Part II will explain that this rejoinder fails because the ISDS literature is descriptively incomplete. The ISDS literature so far does not account for the habitual and significant counterclaims raised by states and state entities in both treaty and contract arbitrations. (19) The recent landmark decision in Perenco v. Ecuador, permitting counterclaims in a treaty arbitration to proceed for a failure by the investment vehicle to act "as a responsible environmental steward" in the host state, is only the most recent--and most visible--example of this facet of ISDS. (20) The literature so far thus fails to fully explain the scope and nature of ISDS.
Part II submits that much of the qualitative ISDS literature is self-defeating because it looks to answer the wrong question. (21) The literature accepts that states bargain away ISDS protections in exchange for the prospect of investment, (22) and then seeks to define the scope of protection by reference to investor expectancy--what benefit of the bargain must states provide to investors to attract investment? Such expectancy measures whether the "breach of the [state's] promise causes [the investor] to feel that [the investor] has been 'deprived' of something which was [the investor's own]." (23) The dominant approaches simply diverge on the narrower question of whether expectancy should be defined by reference to the commercial law perspective of the investor, (24) the administrative law perspective of the domestic regulator, (25) or the treaty law perspective of the host state. (26) As Part II concludes, each of these approaches logically becomes self-defeating because commercial expectancy is an inapposite measure for the legitimacy of regulatory (i.e., non-commercial) state conduct and vice versa.
Part III submits that the descriptive problems in the current literature can be overcome by more careful empirical analysis of the ISDS process. (27) How do ISDS tribunals arrive at decisions? Part III proposes that the ISDS process does not concern investor expectancy but rather concerns the protection of reciprocal reliance interests of the state and the foreign investor. In the context of long-term transactions, these reliance interests are necessarily reciprocal--each party constantly changes its position because of, and in response to, the conduct of the other (e.g., the investor commits money in response to regulatory approvals of a new turbine for a power plant, the state adjusts its plans for electricity generation because the investor promises to operate the turbine by a certain date, and so on).

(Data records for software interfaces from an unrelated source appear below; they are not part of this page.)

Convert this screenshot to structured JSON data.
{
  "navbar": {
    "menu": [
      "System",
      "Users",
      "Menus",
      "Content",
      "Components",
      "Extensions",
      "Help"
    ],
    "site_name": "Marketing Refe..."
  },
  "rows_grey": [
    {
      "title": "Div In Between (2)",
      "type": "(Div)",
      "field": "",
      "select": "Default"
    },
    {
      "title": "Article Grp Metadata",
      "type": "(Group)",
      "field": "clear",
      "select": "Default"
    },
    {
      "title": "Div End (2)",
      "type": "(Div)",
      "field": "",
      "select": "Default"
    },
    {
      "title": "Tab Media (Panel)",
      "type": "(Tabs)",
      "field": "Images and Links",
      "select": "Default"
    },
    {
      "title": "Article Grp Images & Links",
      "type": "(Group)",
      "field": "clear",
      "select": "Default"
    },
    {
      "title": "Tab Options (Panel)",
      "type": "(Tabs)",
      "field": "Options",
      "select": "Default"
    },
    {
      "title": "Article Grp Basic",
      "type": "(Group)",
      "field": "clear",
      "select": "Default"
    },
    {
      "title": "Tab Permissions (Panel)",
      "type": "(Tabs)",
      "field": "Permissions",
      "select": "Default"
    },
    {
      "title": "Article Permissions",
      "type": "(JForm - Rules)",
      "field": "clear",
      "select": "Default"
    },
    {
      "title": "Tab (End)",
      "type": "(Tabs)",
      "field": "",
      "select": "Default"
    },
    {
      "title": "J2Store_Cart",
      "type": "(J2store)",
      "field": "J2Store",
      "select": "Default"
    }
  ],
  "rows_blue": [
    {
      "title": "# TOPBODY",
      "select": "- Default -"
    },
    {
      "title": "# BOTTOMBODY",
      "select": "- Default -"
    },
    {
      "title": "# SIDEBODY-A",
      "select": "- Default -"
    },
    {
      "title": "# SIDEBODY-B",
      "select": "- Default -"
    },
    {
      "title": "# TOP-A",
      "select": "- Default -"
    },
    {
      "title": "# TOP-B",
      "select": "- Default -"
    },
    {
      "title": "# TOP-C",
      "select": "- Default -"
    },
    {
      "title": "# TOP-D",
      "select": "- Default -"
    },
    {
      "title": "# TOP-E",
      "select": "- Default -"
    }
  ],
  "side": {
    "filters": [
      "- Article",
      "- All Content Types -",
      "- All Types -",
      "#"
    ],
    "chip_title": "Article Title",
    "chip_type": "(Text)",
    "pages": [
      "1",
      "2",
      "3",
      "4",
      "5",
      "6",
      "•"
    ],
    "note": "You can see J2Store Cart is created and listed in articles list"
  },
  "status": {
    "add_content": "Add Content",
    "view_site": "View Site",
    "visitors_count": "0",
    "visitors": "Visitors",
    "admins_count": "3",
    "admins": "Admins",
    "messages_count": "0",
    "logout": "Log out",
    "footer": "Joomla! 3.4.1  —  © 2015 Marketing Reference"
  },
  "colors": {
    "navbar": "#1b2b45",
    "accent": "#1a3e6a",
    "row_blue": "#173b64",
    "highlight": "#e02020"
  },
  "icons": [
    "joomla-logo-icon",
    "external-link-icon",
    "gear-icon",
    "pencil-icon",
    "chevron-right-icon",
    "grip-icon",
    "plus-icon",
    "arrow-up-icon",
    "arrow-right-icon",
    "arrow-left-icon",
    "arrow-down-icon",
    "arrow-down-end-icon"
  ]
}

Part III proposes that, by switching to a reliance perspective, ISDS can balance otherwise incommensurable interests of state, regulatory, and private actors. (28) Part III explains that, if this hypothesis is correct, ISDS would form part of a new, supernational law between classic international law, transnational law, and global administrative law. (29) This super-national law would do more than traditionally theorized supra-national law--a term that refers to "legal rules and procedures that are authoritatively interpreted by institutions existing outside of the legal and political structures of the sovereign states that establish those institutions." (30) Rather than refer to a set of rules and procedures for their interpretation beyond the realm of the sovereign to which these rules are applied, supernational law theorizes the common logic or process of their application. This supernational law incorporates transnational commercial, global administrative, and/or public international law norms as reference points to assess the reasonableness of reliance...